(Dataset entries)
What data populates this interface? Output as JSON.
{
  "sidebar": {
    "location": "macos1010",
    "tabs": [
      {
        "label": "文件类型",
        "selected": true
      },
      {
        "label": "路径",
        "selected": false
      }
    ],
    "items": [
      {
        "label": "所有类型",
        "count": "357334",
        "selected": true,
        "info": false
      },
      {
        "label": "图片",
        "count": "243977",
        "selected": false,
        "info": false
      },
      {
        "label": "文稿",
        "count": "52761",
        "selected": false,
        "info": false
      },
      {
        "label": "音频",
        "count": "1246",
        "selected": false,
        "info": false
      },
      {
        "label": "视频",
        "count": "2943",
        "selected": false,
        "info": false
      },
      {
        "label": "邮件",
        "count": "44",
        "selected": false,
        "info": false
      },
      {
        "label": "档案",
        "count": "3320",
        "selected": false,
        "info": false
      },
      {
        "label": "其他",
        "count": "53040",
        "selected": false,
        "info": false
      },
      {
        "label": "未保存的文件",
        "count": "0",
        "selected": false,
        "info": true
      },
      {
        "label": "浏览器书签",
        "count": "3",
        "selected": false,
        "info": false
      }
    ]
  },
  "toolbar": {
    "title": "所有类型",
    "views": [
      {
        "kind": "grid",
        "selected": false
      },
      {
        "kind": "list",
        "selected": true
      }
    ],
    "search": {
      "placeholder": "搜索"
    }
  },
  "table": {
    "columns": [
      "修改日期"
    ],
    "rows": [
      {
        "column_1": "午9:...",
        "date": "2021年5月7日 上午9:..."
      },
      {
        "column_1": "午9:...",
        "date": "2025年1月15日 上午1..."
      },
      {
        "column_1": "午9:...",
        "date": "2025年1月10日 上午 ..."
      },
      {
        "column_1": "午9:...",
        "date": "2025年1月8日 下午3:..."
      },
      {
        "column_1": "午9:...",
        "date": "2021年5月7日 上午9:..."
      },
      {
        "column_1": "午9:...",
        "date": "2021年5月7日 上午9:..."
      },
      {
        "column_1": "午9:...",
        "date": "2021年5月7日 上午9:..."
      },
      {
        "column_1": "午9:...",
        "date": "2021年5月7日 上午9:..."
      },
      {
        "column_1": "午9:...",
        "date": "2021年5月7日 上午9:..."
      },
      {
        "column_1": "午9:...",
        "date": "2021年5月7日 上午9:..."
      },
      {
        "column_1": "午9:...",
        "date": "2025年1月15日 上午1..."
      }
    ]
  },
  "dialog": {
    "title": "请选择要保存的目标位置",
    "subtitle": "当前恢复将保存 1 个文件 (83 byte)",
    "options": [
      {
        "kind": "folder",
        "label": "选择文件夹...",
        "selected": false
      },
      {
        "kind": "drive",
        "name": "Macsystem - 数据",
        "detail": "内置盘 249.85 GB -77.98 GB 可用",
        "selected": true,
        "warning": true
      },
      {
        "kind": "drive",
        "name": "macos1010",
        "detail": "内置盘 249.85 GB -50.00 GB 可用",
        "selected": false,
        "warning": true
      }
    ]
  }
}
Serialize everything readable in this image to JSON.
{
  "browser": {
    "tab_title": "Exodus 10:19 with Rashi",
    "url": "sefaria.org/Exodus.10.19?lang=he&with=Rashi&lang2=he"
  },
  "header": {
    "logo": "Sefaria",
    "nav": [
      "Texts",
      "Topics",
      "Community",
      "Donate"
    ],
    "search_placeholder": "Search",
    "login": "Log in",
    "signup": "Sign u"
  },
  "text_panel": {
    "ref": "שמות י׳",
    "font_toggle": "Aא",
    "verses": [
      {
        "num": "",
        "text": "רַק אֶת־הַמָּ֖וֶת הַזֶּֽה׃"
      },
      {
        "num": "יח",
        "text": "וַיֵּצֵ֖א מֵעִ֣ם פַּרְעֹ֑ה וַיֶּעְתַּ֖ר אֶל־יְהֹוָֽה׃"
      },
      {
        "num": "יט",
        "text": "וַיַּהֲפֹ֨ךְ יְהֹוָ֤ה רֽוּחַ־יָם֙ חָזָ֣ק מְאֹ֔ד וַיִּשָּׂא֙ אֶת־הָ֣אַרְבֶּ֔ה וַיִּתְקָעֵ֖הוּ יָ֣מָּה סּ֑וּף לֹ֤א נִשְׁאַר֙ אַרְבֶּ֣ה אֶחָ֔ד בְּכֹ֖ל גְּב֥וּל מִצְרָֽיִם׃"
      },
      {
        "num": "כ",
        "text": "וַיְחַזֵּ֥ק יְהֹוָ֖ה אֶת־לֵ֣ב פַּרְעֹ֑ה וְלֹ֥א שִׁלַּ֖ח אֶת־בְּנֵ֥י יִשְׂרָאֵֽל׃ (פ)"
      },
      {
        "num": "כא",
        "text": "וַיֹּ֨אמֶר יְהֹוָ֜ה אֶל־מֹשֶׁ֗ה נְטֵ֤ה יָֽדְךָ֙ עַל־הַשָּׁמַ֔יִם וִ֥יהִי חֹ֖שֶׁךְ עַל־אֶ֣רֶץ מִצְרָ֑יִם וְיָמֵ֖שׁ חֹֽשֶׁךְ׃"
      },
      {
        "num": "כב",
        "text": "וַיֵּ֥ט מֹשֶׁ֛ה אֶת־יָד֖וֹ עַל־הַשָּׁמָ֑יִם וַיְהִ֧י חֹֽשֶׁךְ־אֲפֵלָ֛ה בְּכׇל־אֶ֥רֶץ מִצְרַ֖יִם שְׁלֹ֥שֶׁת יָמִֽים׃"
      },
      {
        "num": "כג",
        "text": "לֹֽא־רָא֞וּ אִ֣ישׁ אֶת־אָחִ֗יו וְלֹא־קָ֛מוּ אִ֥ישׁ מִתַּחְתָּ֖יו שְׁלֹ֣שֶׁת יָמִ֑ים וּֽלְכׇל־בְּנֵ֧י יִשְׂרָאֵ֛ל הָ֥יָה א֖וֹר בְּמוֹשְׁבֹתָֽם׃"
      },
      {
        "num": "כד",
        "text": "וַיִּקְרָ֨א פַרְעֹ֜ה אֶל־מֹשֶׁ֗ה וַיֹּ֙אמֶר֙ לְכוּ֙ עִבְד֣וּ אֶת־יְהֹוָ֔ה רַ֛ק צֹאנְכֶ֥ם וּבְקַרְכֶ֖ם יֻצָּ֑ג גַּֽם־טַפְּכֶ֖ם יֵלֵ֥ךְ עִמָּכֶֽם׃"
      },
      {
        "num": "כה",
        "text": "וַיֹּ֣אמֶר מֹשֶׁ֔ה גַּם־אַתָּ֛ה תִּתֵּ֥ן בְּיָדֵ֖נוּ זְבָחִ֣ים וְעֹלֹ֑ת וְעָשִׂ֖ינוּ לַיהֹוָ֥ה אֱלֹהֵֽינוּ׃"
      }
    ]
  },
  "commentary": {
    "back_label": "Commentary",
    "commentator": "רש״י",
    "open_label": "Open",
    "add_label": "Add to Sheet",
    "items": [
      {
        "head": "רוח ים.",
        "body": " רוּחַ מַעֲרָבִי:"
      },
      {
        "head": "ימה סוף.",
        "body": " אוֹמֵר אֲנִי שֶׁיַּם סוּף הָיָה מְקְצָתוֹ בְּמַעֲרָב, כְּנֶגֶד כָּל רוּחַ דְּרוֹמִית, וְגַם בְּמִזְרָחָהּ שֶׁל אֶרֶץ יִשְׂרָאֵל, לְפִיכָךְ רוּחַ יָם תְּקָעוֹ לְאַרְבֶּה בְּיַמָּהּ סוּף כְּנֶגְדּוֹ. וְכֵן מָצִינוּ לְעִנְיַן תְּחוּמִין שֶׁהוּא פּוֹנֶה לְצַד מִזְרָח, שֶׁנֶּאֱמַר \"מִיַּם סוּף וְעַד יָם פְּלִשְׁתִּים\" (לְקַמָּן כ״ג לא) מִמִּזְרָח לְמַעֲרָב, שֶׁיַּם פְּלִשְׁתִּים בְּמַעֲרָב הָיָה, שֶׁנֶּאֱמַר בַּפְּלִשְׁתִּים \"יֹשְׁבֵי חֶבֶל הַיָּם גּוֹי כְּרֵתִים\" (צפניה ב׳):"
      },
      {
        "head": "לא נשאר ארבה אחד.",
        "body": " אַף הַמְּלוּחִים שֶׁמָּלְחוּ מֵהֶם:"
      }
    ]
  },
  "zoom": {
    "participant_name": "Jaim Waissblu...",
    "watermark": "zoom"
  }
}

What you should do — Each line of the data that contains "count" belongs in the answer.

Written answer —
        "count": "357334",
        "count": "243977",
        "count": "52761",
        "count": "1246",
        "count": "2943",
        "count": "44",
        "count": "3320",
        "count": "53040",
        "count": "0",
        "count": "3",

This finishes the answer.